I've been writing professionally for a few years now. When I first started, I tried to apply every single suggestion editors gave me. That was a horrible thing to do. There are some important reasons why writers should sometimes ignore even the most seasoned professional editor:
Editors Are Full of Opinions
Oftentimes, an editor may state something in a matter of fact manner when it fact she's actually just stating an opinion. This may have to do with paragraph length, comma usage, verbiage, or practically anything else. The changes these editors make do not actually improve the quality of the piece. These are merely horizontal changes, and they are a waste of time. When I am editing, I try to focus on improving the quality of the piece, not on changing things to suit my personal preference.
I'm not saying this as a rant against any particular order, but I do lament that so many editors are so insistent on their opinions.
Editors Can Be Wrong
I've come across many professionally published pieces with some ugly errors in them. Maybe the editor was tired, in a bad mood, or simply didn't care. Also, writers, like anyone else, can become confused about what exactly a piece is supposed to accomplish. I have had editors make changes to my work that actually decreased the quality of the piece by adding in awkward phrases or incorrect punctuation use. Shudder.
Writers Are Also Full of Opinions

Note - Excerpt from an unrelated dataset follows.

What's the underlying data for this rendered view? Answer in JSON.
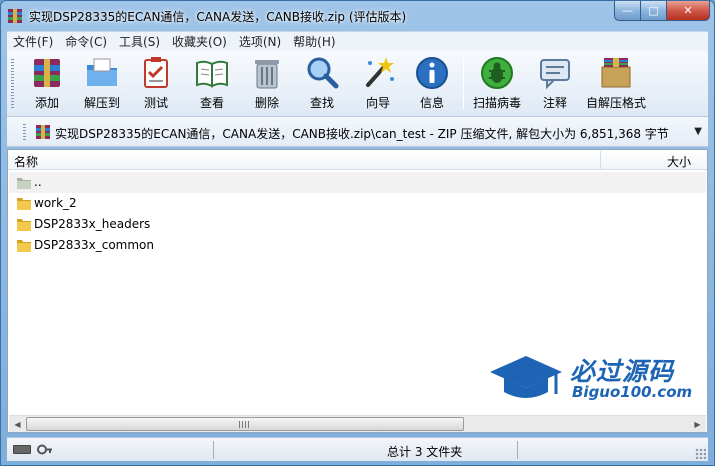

To be fair to editors, writers are also full of their own ideas about how things should be done. I have strong opinions about things like comma usage—including the much-debated Oxford comma—em dashes, title case, semicolons, and a bunch of other stuff. English is an idiotic language, but it is beautiful in that it opens the gateway for such intense and harmless arguments as the ones that relate to punctuation.
A lot of people say that writers need to have thick skins. I don't think that's true. I think writers simply need to recognize that everyone is entitled to their own opinion. Sometimes these opinions help writers grow, but other times it simply isn't worth the time.
To all you editors out there, I don't mean to be insulting. I'm an editor myself. But, seriously, don't knock a writer for having a different way of seeing things than you do.
There is probably at least one editing error in this blog post. I make no apologies for that.